Thursday, April 17, 2008

Atlanta Film Festival 2008 - Day 7

The Atlanta Film Festival 2008 continues it's 9 day stay at the Landmark Midtown 8. For today (April 16, 2008, for those of you who want to keep track), I only had four features on the bill. (No short subjects today, which are starting to bog me down a bit, which I never thought I'd hear myself think!) ['BAMA GIRL was via a pre-festival screener DVD.]

THE SKYJACKER (dir. Jeff Pickett, US, 2007, 72 mins.) This quirky little film about a skyjacker, loosely inspired by the D.B. Cooper "legend" really should not work, but it almost did for me. Everything about it runs against expectations for a "airplane hijack movie". It is exceptionally underplayed and under produced, but that seems to benefit the story. Though we do not really learn anything about the characters beyond their roles as "skyjacker" and "flight attendant", it is a nearly clinical observation of how these two characters interact during this event. Lizzy Davis plays the stewardess in a minimalist performance. She displays the steely nerves that one hopes to have in such a situation. Jeff Pickett directs himself as the skyjacker, and is not quite as effective as he doesn't go beyond being a cipher - which might be the point? He sets the film in the '70's apparently, as there is smoking allowed on the plane. However, the rest of the production design does not pinpoint the era as specifically as it could. Pickett also runs into the "Lifeboat" problem: Ninety percent of the film takes place within the cabin of the plane. In fact, it rarely leaves the row he is seated in, and when it does, it is almost painfully obvious. The edits are a bit clunky on that count. The only other reservation I had was with the soundtrack. The music score by Smoota, Smog attempts ambience, but becomes more annoying.

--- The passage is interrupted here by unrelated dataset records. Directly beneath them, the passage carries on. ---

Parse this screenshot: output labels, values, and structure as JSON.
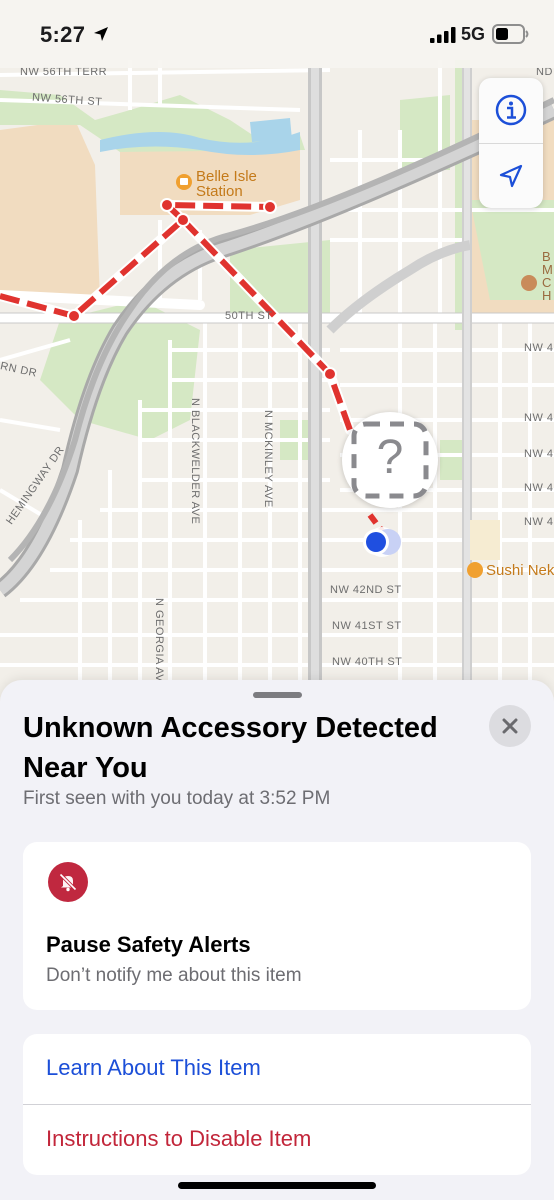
{
  "status_bar": {
    "time": "5:27",
    "network": "5G",
    "icons": [
      "location-arrow-icon",
      "cellular-signal-icon",
      "battery-icon"
    ]
  },
  "map": {
    "street_labels": {
      "nw56th_terr": "NW 56TH TERR",
      "nw56th_st": "NW 56TH ST",
      "fiftieth_st": "50TH ST",
      "rn_dr": "RN DR",
      "hemingway_dr": "HEMINGWAY DR",
      "blackwelder": "N BLACKWELDER AVE",
      "mckinley": "N MCKINLEY AVE",
      "georgia": "N GEORGIA AVE",
      "nw42": "NW 42ND ST",
      "nw41": "NW 41ST ST",
      "nw40": "NW 40TH ST",
      "nw4_a": "NW 4",
      "nw4_b": "NW 4",
      "nw4_c": "NW 4",
      "nw4_d": "NW 4",
      "nw4_e": "NW 4",
      "nd": "ND"
    },
    "pois": {
      "belle_isle": "Belle Isle\nStation",
      "sushi": "Sushi Nek",
      "museum": "B   \nM\nC\nH"
    },
    "accessory_marker_symbol": "?",
    "controls": {
      "info_icon": "info-icon",
      "location_icon": "location-arrow-icon"
    },
    "colors": {
      "route": "#e0332f",
      "user_dot": "#1f4fe0",
      "park": "#d5e8c4",
      "water": "#a9d4ea"
    }
  },
  "sheet": {
    "title": "Unknown Accessory Detected Near You",
    "subtitle": "First seen with you today at 3:52 PM",
    "pause_card": {
      "icon": "bell-slash-icon",
      "title": "Pause Safety Alerts",
      "description": "Don’t notify me about this item"
    },
    "links": {
      "learn": "Learn About This Item",
      "disable": "Instructions to Disable Item"
    },
    "colors": {
      "link_blue": "#1c4fd8",
      "link_red": "#c2263a",
      "pause_red": "#c0283f"
    }
  }
}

TEAM PICTURE (dir. Kentucker Audley, US, 2007, 62 mins.) Here is another quirky little film that I should not have liked, but I sort of did. It takes "mumblecore" to a minimalist extreme, that is nearly void of decision, yet in that void there is almost a meditative quality to director Audley's character. Audley directs himself as a musician who has absolutely no focus in his life. In fact, even his music lacks tone or poetry. I should really HATE this character, but as the time moves on, his litany of "I don't know" becomes something of a deep well in which I started staring into in search of SOMETHING! And there is something down there, behind his eyes. It is an exceptional performance in that it rests on his energy as a being and not on any of his actions, as he takes NO action through out the film. The supporting cast express frustration, yet seem to become caught up in the zen-like aura that Audley exudes. Perhaps the most significant choice Audley makes is that the running time of only an hour is JUST ENOUGH! I don't know if I'd ever see this again, but I am glad that I did not miss it.

This was preceded by a short, ANA'S TIME (dir. Alice Cox, US, 2008, 26 mins.) Unfortunately, what I was dreading about TEAM PICTURE, occurs in ANA'S TIME. Though less than a half hour, I found it to be near wallowing in self absorbed and incommunicable angst, which may have been its point.

'BAMA GIRL (dir. Rachel Goslins, US, 2007, 72 mins.) One could consider this a documentary version of MEAN GIRLS. It documents a young black woman's campaign to become the 2005 Homecoming Queen at the University of Alabama. What it unearths is the political landscape within the Greek system and the University as a whole. Though the concentration would seem to be about racial politics, it actually goes broader and deeper than that. The system appears to be controlled by an elitist clique, referred to as "The Machine", which discriminates against anyone outside of this secret group. It is implied that this is the seed from which an unbreakable ruling class is born and bred. Though I appreciated the point the film was making, by the end, it was only feeding my cynicism. I had hoped for some resolution for change in the future.

MONSTER CAMP (dir. Cukken Hoback, US, 2007, 79 mins.) The best comedy I have seen at the festival this year is this documentary about LARPers (Live Action Role Players) who gather once a month for a weekend of NERO, a live action fantasy game. This group of people (this was NERO Seattle) will spend 48 hours living and breathing as wizards, knights and monsters. Perhaps it is best described as a competitive Dragon*Con. Anyway, the amount of time, energy and commitment that the players give to the game (it has a 200 PAGE Rule Book!) is intriguing to watch. The personalities that are attracted to such gaming pretty much fall into the geeky stereotype that you would imagine. If they are not out in the field, they are home, on line playing WOW, etc. Mind you, I don't know if I could spend a weekend with them, but an eighty minute documentary was just enough!

Maxxxxx says
re MONSTER CAMP: "Wooooo!"

1 comment:

JimmyD said...

You miss your Magic days, don't you?